“The Jutlandia Quartets” offers immersive subversions of the classical music genre
The new album from the Copenhagen-based instrumental ensemble boli group, presented by Haunter Records, is a collection of monochromatic uneasy pieces that manifests the negative emotions of a bad homecoming. A non forced power play with the institutions of “classical music”
“The Jutlandia Quartets” was written by composer Aase Nielsen during her 1 year return to Jutland (Rural Denmark) in 2018. The compositions examine regional folk music, evergreens, popular and institutional music, and materializes this examination into new music. But there’s no romance in the rural, it seems, this project communicates a rather pessimist sentiment.
Taking name after a Danish garden furniture company, “The Jutlandia Quartets” does not only situate itself geographically but also metaphorically, raising a question on comfort, alluding to passive aggressive middle class environments and idealized ideas of the country side. What does a word like “country” even mean to anyone having been systematically excluded by it?

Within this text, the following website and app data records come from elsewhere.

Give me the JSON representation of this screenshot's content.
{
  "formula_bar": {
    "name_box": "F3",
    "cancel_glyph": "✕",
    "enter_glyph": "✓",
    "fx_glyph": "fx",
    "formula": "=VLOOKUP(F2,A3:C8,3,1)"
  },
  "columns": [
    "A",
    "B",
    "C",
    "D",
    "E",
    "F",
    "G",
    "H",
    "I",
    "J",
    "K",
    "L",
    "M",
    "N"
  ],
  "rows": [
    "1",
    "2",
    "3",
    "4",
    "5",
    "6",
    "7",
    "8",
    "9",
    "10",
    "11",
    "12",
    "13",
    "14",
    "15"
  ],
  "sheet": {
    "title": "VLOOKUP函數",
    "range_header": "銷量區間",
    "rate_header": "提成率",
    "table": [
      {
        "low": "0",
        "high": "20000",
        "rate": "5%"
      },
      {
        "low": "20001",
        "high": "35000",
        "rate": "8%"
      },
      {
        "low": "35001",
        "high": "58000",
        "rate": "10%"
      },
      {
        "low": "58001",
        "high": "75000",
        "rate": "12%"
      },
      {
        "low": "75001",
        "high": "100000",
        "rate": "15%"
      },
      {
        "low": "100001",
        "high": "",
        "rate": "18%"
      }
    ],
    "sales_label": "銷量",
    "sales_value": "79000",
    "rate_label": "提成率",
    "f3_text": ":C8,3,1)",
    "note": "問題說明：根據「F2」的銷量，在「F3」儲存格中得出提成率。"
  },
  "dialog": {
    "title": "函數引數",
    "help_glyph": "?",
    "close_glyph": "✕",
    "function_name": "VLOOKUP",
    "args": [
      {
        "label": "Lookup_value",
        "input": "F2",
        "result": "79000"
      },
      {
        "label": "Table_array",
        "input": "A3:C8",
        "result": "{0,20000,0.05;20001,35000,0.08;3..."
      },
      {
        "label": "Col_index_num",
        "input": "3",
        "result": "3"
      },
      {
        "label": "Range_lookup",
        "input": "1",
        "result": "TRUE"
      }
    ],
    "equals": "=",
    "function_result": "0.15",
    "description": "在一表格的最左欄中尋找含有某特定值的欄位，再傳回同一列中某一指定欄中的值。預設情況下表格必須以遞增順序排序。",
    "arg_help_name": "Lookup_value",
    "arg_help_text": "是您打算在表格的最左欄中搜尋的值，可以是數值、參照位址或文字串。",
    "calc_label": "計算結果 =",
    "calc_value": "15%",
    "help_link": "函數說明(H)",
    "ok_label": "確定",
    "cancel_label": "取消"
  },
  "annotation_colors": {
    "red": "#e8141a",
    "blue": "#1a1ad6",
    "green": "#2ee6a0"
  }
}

A composed anxiety runs through the pieces; it seems as if the musical material is thinking about its own constitution. The pieces are all formalist at their core, asking the tradition of composition questions: How little does it take to constitute a “proper” piece of music?
These questions and answers are expressed in a continuous examination of the concept of “strings” (string quartets, cello quartets, heavily processed samples and General MIDI) and the pieces almost becomes a comparative analysis in connection to each other. In this monochromatic configuration, the music also comes of as purposefully anti-original.
There is a distinct self-awareness in Aase Nielsen compositions and aesthetics. Considering how she has been enrolled in the institution, her familiarity with (and hence ability to perform) its formalities, Aase Nielsens work comes across as an institutional drag or cos-play: it seems as if boli group is posing in classical music. “The Jutlandia Quartets” take shape as a body used to orchestrate the daddy issues of the tradition; dressing up in the patriarchs clothes and playing his game in his own house. And by playing the game, maybe implying oneself in the process.
Despite the intense and immersive quality of the pieces, the music also functions as background/mood music! An area that boli group as an ensemble seems to continuously investigate. Previous releases has touched upon the sound of Matiné music, TV-music, dramatic music and Wedding String Quartets. But the Music also functions as “fine music”, that can be investigated in depth. You can engage with it, but also exist aside it. You could call it a “non-forced power play”, a power play that does not have domination as its end-goal. A music that does not try to dominate its listener, but opens up a space with the possibilities of different ways of engaging. A silent critique of the concept of the genius composer who forcefully leads you through his grandeur perhaps. A politically submissive music maybe.
In many cases, the music also exposes its own making: edits, cuts, textures and artifacts from the production remain audible to remind us of its own means of production. An anti-ambient manner underlining that the work is not a fantasy that aims to lull you away from reality. Here the absence of reverb fx and other comforts might be read as a refraining from saying, everything is going to be okay.
Illustrations: Aase Nielsen
Pictures: Aase Nielsen & Ribka Pattinama
Layout: Aase Nielsen & Wilfred Wagner
Mastered by Amir Shoat